A shared feature of communication games with verifiable evidence is that the receiver is skeptical following any non-disclosure: he will believe that the message comes from an informed sender who is withholding unfavorable evidence. It then follows that when the receiver is more skeptical he will choose a less preferable action for the sender. This paper seeks to characterize when a change in the distribution of evidence induces any receiver to be more skeptical, i.e. take an action that is less favorable to the sender following any message. We introduce the ”more evidence” relation on prior distributions over types: a distribution has more evidence than another if sender types with larger available message sets are more probable in a monotone likelihood ratio sense. Our main result shows that the sender having more evidence is equivalent to an increase in receiver skepticism. We first show that this equivalence unifies many seemingly different comparative statics results from the verifiable disclosure literature. We then apply our analysis to a dynamic disclosure environment in which the sender obtains and discloses evidence gradually. Our result reveals when the receiver does not "benefit from dynamic disclosure" relative to the case in which evidence is disclosed only in the final period.
Keywords: Verifiable Disclosure, Hard Information, Monotone Likelihood Ratio Property, Comparative Statics, Skepticism
JEL Classification: D82,D83
Suggested Citation: Suggested Citation

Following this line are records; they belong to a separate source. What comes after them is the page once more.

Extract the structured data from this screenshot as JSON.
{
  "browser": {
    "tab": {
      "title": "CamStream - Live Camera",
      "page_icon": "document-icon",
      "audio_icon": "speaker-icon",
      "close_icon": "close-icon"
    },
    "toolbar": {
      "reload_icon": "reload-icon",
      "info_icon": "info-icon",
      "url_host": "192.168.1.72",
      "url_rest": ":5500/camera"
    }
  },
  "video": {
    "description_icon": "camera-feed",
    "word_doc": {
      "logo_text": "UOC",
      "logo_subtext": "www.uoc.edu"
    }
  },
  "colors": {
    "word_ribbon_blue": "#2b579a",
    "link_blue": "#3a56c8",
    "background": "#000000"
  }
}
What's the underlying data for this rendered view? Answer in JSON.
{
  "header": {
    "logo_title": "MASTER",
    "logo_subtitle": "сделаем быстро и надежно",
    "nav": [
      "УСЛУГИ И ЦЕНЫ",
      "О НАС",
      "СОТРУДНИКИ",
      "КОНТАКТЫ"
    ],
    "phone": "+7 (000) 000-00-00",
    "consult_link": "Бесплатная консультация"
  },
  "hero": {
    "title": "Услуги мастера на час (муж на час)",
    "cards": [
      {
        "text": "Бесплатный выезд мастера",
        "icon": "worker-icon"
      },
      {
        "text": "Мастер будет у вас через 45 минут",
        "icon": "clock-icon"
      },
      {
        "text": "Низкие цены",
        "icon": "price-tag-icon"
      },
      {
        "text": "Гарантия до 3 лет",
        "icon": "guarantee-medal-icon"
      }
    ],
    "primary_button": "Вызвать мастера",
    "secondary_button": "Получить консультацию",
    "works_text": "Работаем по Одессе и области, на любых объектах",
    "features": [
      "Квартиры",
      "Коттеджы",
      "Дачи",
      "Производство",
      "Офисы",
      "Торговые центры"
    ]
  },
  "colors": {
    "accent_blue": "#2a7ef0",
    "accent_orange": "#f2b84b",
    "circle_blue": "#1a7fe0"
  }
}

Rappoport, Daniel, Evidence and Skepticism in Verifiable Disclosure Games (July 25, 2017). Available at SSRN: https://ssrn.com/abstract=2978288